Obesity crisis means cranes used for plus-size coffins in Northern Ireland cemeteries
An obesity epidemic in Northern Ireland means cranes are now being used in cemeteries and requests for plus-size coffins have become an everyday occurrence.
Coffins which weigh more than 25 stone are now so common that Belfast City Council is regularly having to take precautions to protect workers at Roselawn Cemetery from injury.
However, Portadown funeral director Ian Milne said he is regularly dealing with bodies weighing between 30-45 stone, which not only need larger coffins, but also specialist vehicles if they are too heavy for a traditional hearse.
One local coffin maker said his firm receives requests for out-sized coffins on a daily basis - a difference he has seen rise dramatically over the last six years.
A survey by the Department of Health revealed last October that 27% of people in Northern Ireland are obese. A further 36% are overweight.
This evening, Belfast City Council's People and Communities committee will consider an update given to the Cemeteries and Crematoria Working Group over heavier coffins.
Where the weight of a coffin is over 25 stone, a small crane is hired to assist with the process of lowering it into the grave.
To protect cemetery staff and ensure the right resources are in place, funeral directors are now being asked to work with council workers to prepare for heavier coffins.
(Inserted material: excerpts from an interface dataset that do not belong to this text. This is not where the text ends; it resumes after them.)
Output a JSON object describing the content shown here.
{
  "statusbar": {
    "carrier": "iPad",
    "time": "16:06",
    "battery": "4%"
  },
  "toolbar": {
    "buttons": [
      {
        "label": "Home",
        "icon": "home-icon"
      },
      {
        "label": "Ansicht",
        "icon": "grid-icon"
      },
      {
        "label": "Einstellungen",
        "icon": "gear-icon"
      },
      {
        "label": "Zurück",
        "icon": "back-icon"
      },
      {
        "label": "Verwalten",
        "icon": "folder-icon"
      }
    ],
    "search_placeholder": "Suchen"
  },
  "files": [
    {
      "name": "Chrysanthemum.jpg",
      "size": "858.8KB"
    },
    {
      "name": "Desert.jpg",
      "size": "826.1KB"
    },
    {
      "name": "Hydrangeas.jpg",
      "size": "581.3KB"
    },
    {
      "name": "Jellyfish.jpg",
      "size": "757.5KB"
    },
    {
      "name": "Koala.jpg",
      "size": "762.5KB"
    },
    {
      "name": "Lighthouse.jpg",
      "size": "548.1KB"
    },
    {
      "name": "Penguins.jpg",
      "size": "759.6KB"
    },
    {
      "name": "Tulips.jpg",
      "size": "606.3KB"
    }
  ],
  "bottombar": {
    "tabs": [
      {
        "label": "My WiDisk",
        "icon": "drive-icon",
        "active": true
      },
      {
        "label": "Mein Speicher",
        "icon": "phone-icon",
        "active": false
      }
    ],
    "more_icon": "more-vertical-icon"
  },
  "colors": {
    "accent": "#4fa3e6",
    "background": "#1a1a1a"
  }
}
However, the issue is not restricted to Belfast, and Mr Milne said bigger coffins are now common.
"One of the biggest problems can be when we are repatriating people, and accommodating the size of larger coffins, and that can also make it more expensive for people," he said.
"Funeral directors are often dealing with people between 30-45 stone now.
"Sometimes you can't use a hearse - you have to use a Ford Galaxy because the coffins are too wide for the hearse."
One specialised coffin maker said the surge for different sizes has grown enormously over the last six years, and the shapes can vary from customer to customer.
"We would refer to larger coffins as 'out-sized' or 'specialist' - it can be a hard one to term," he said. "I took over the business six years ago and in those six years the growth has been phenomenal."
He added: "The out-sized coffins do tend to be more expensive than standard coffins as they are specialised."